Photo used with the permission of California State University, Chico, Meriam Library Special Collections

We head up the road this week to continue exploring the legacies of John and Annie Bidwell, Chico’s founders and immensely generous benefactors, fascinating, far-sighted people who were fortunate to have found each other. Their immediate community often opposed them and their principles. John Bidwell brought in soldiers from San Francisco to stay on his ranch for more than a year to protect the Mechoopda from vigilante attacks, for example, and later Annie was denounced by the Presbyterian minister, in the church she’d built and financed, for her support of women’s right to vote. (John Bidwell was so incensed he made a point of cutting off all financial support to the church.) But they had each other, and a wide if far-flung circle of like-minded friends and supporters.

Wayne Hsieh

We head up the road today and in coming weeks to revisit the legacies of John and Annie E.K. Bidwell, official founders of Chico, though of course the place they most loved, with its rich, marshy bottomlands and tangled riparian forests, had been here practically forever. Just ask Mechoopda people. The tribe’s website offers some thoughtful history and cross-cultural perspective.

Today we head up the road to Lake Tahoe in the Roaring Twenties, when the rich were very rich and no one else counted for much. Sound familiar?

Tom Hilton

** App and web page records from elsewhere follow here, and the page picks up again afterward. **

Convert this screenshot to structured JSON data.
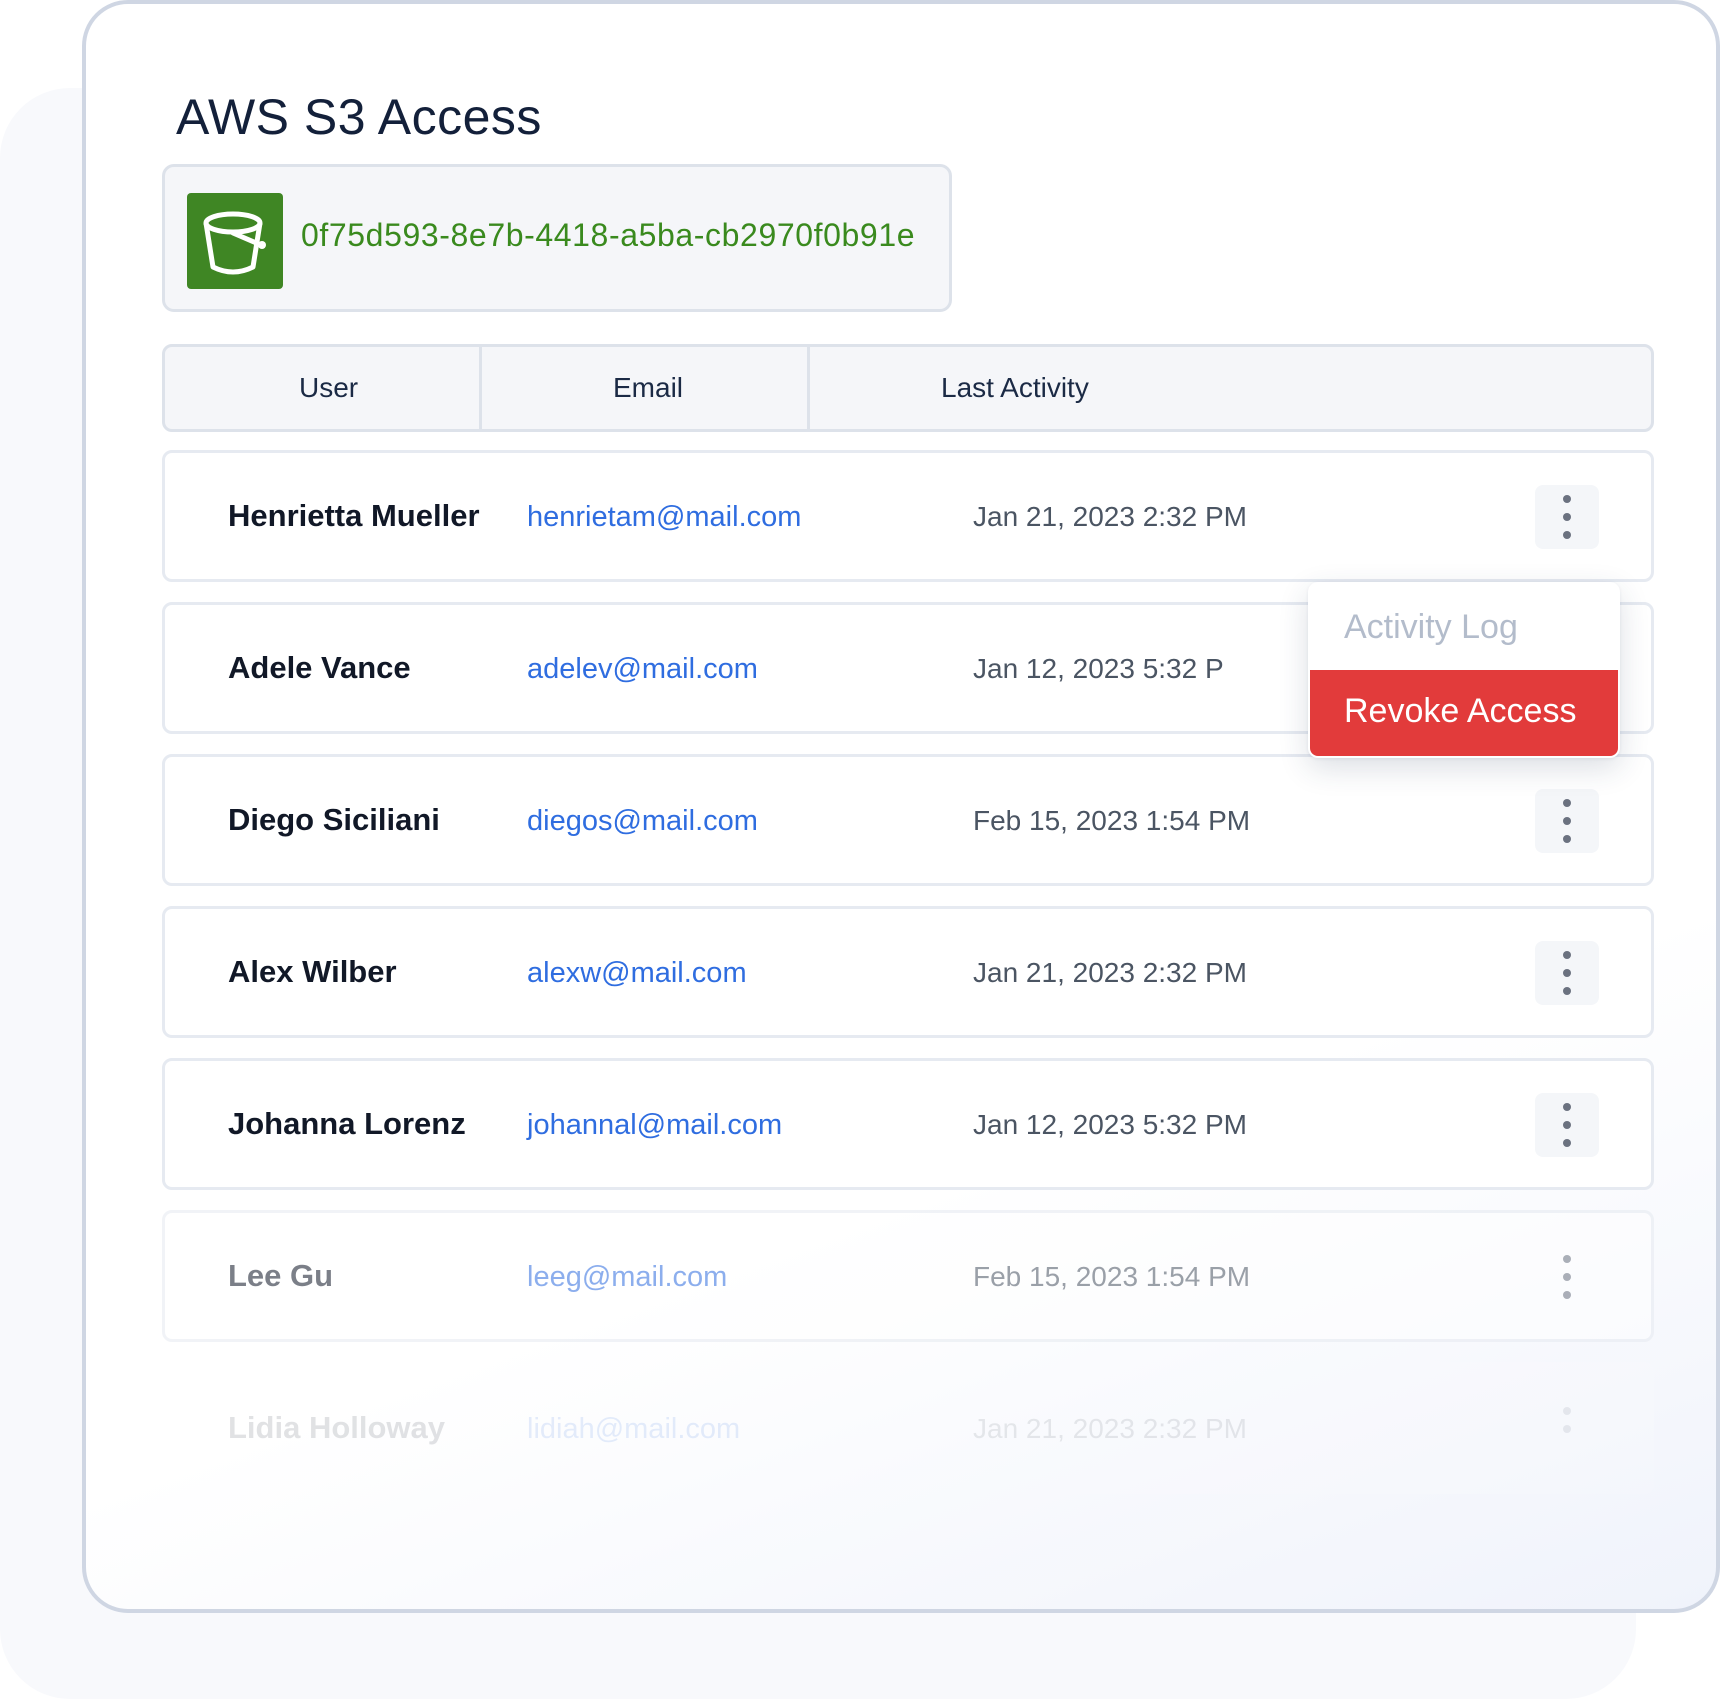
{
  "page": {
    "title": "AWS S3 Access"
  },
  "bucket": {
    "icon": "s3-bucket-icon",
    "id": "0f75d593-8e7b-4418-a5ba-cb2970f0b91e",
    "color": "#3f8624"
  },
  "table": {
    "columns": [
      "User",
      "Email",
      "Last Activity"
    ],
    "rows": [
      {
        "name": "Henrietta Mueller",
        "email": "henrietam@mail.com",
        "last_activity": "Jan 21, 2023 2:32 PM"
      },
      {
        "name": "Adele Vance",
        "email": "adelev@mail.com",
        "last_activity": "Jan 12, 2023 5:32 P"
      },
      {
        "name": "Diego Siciliani",
        "email": "diegos@mail.com",
        "last_activity": "Feb 15, 2023 1:54 PM"
      },
      {
        "name": "Alex Wilber",
        "email": "alexw@mail.com",
        "last_activity": "Jan 21, 2023 2:32 PM"
      },
      {
        "name": "Johanna Lorenz",
        "email": "johannal@mail.com",
        "last_activity": "Jan 12, 2023 5:32 PM"
      },
      {
        "name": "Lee Gu",
        "email": "leeg@mail.com",
        "last_activity": "Feb 15, 2023 1:54 PM"
      },
      {
        "name": "Lidia Holloway",
        "email": "lidiah@mail.com",
        "last_activity": "Jan 21, 2023 2:32 PM"
      }
    ]
  },
  "context_menu": {
    "items": [
      "Activity Log",
      "Revoke Access"
    ],
    "danger_color": "#e23b3b"
  },
  "colors": {
    "email_link": "#2f6de0",
    "bucket_id": "#3a8a1e"
  }
}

Today we head up the road to Manzanar National Historic Landmark, a US government “relocation camp” on the eastern side of the Sierra Nevada, some six miles south of Independence. At first the sparse landscape says little about the devastation experienced by Japanese Americans held under armed guard here during World War II. But stay awhile. There are many, many stories. The longer you stay, the more this sad landscape speaks.